Saddam lawyers want judge sacked

Saddam Hussein's defence team will not return to court unless the chief judge in the ousted Iraqi leader's trial in Baghdad is dismissed, a member of the team has said.

    Chief judge Abd al-Rahman is accused of being too aggressive

    "We will not return to the court unless the judge is sacked," said Jordanian Saleh al-Armuti, one of the four lawyers in the team, on Tuesday.
     
    In chaotic scenes on Sunday, Saddam's lawyers staged a walkout from the court during a first hearing chaired by a new chief judge, Rauf Abd al-Rahman.
      
    Armuti said the lawyers, who all left Baghdad on Monday, would not attend the next hearing scheduled for Wednesday "because the court was aggressive with our clients and the laywers".
      
    "We made several requests to the judge which he turned down, notably a written request for the court to be transferred to Jordan or Qatar," said the lawyer.
      
    He slammed what he called the judge's "cavalier attitude" and said his appointment had been "illegal" because it came from a government whose authority had run out.
      
    Abd al-Rahman, adopting a tough line in contrast to his predecessor, made it clear from the very start of Sunday's hearing he was not going to tolerate the outbursts by defendants that had marked previous hearings.
      
    But his stand resulted in the walkout of the entire defence team and half of the defendants, including Saddam.
      
    As the defence team left the court, the judge said they would not be allowed to return, but court spokesman Raed al-Juhi said later there were procedures to bring them back. 

    SOURCE: AFP


    YOU MIGHT ALSO LIKE

    Meet the deported nurse aiding asylum seekers at US-Mexico border

    Meet the deported nurse helping refugees at the border

    Francisco 'Panchito' Olachea drives a beat-up ambulance around Nogales, taking care of those trying to get to the US.

    The rise of Pakistan's 'burger' generation

    The rise of Pakistan's 'burger' generation

    How a homegrown burger joint pioneered a food revolution and decades later gave a young, politicised class its identity.

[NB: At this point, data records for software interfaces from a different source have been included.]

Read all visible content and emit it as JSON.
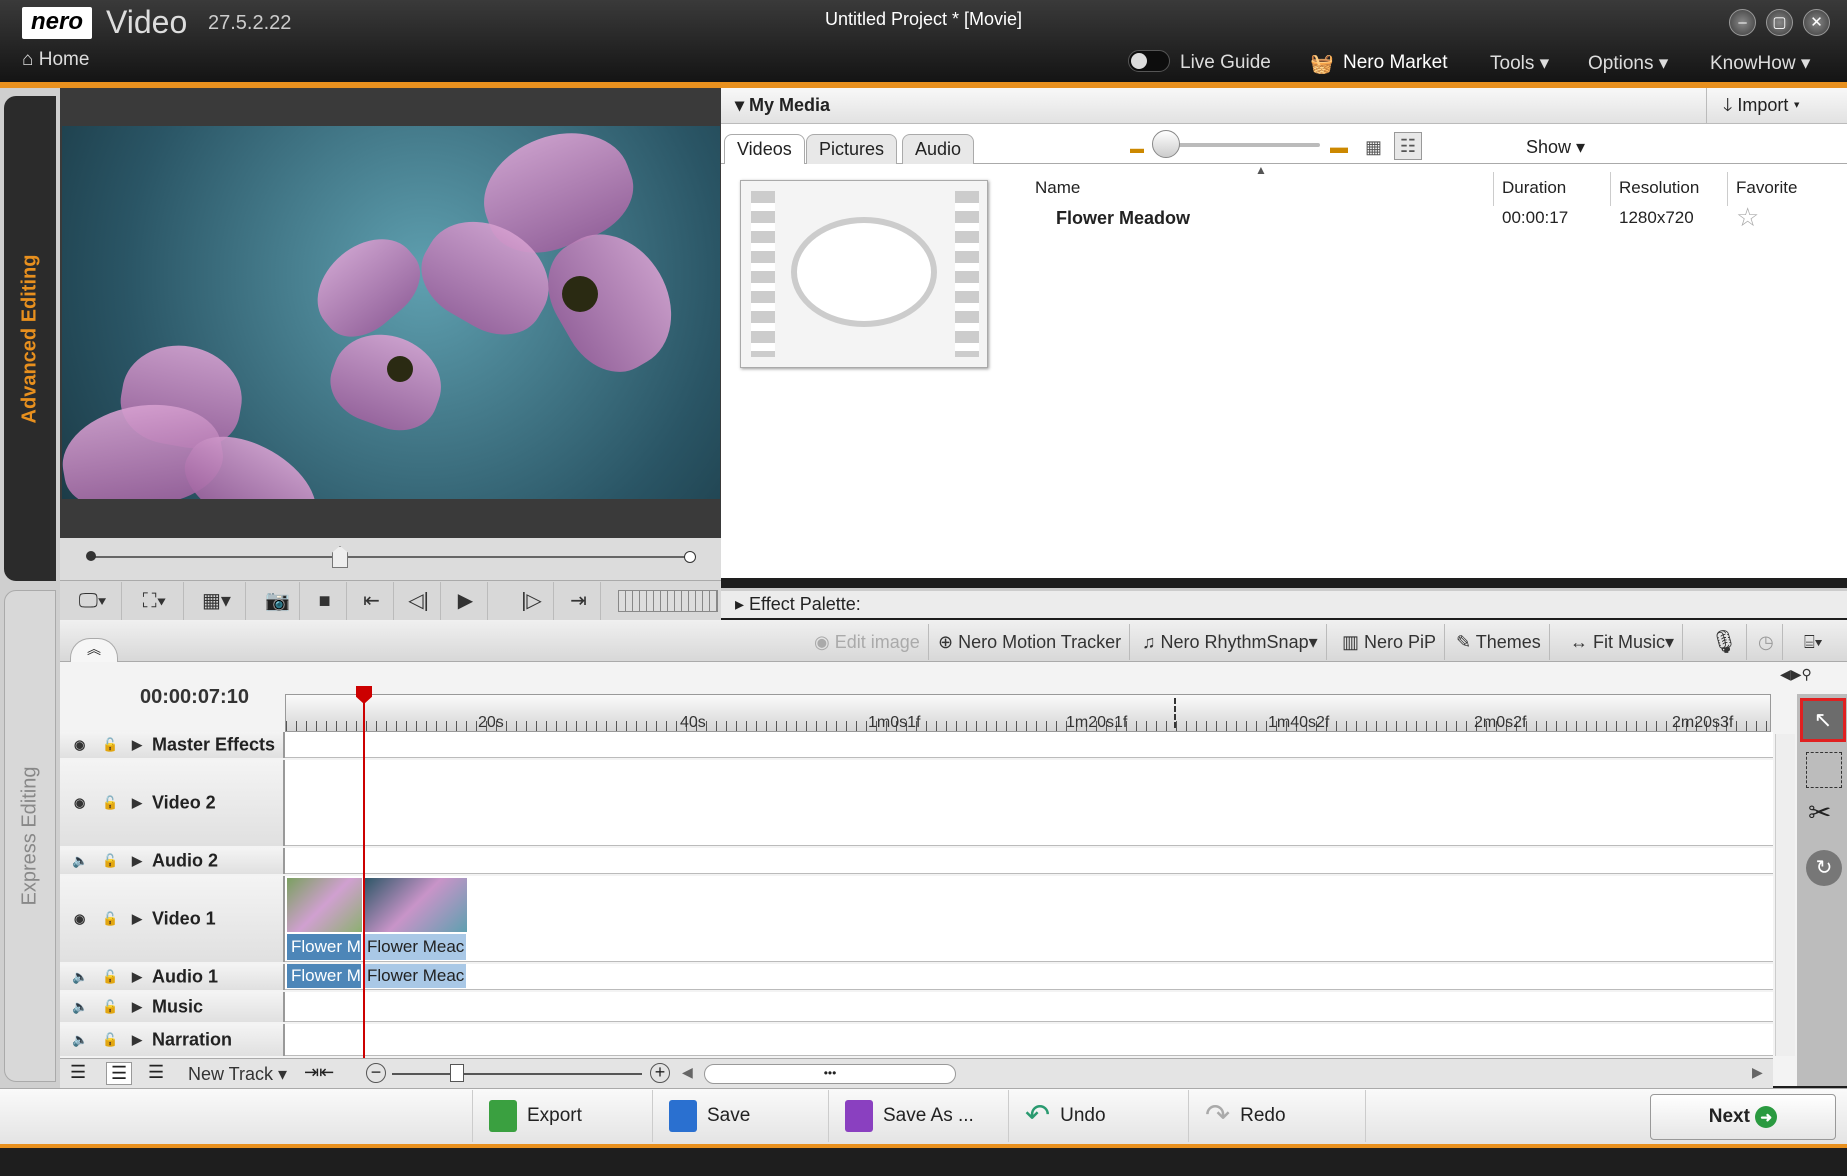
{
  "app": {
    "logo": "nero",
    "name": "Video",
    "version": "27.5.2.22",
    "title": "Untitled Project * [Movie]",
    "home": "Home"
  },
  "topmenu": {
    "live_guide": "Live Guide",
    "market": "Nero Market",
    "tools": "Tools ▾",
    "options": "Options ▾",
    "knowhow": "KnowHow ▾"
  },
  "window_buttons": {
    "minimize": "–",
    "restore": "▢",
    "close": "✕"
  },
  "side_tabs": {
    "advanced": "Advanced Editing",
    "express": "Express Editing"
  },
  "media": {
    "title": "My Media",
    "import": "Import ▾",
    "show": "Show ▾",
    "tabs": [
      "Videos",
      "Pictures",
      "Audio"
    ],
    "columns": {
      "name": "Name",
      "duration": "Duration",
      "resolution": "Resolution",
      "favorite": "Favorite"
    },
    "items": [
      {
        "name": "Flower Meadow",
        "duration": "00:00:17",
        "resolution": "1280x720"
      }
    ]
  },
  "effect_palette": "Effect Palette:",
  "toolbar": {
    "edit_image": "Edit image",
    "motion_tracker": "Nero Motion Tracker",
    "rhythmsnap": "Nero RhythmSnap▾",
    "pip": "Nero PiP",
    "themes": "Themes",
    "fit_music": "Fit Music▾"
  },
  "timeline": {
    "timecode": "00:00:07:10",
    "ruler": [
      "20s",
      "40s",
      "1m0s1f",
      "1m20s1f",
      "1m40s2f",
      "2m0s2f",
      "2m20s3f"
    ],
    "tracks": [
      "Master Effects",
      "Video 2",
      "Audio 2",
      "Video 1",
      "Audio 1",
      "Music",
      "Narration"
    ],
    "clips": {
      "a": "Flower M",
      "b": "Flower Meac"
    },
    "new_track": "New Track ▾"
  },
  "footer": {
    "export": "Export",
    "save": "Save",
    "save_as": "Save As ...",
    "undo": "Undo",
    "redo": "Redo",
    "next": "Next"
  },
  "colors": {
    "accent": "#e8901e",
    "clip": "#4d86b8",
    "playhead": "#cc0000",
    "selected_tool_border": "#e02020"
  }
}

    'We will cut your throats': The anatomy of Greece's lynch mobs

    The brutality of Greece's racist lynch mobs

    With anti-migrant violence hitting a fever pitch, victims ask why Greek authorities have carried out so few arrests.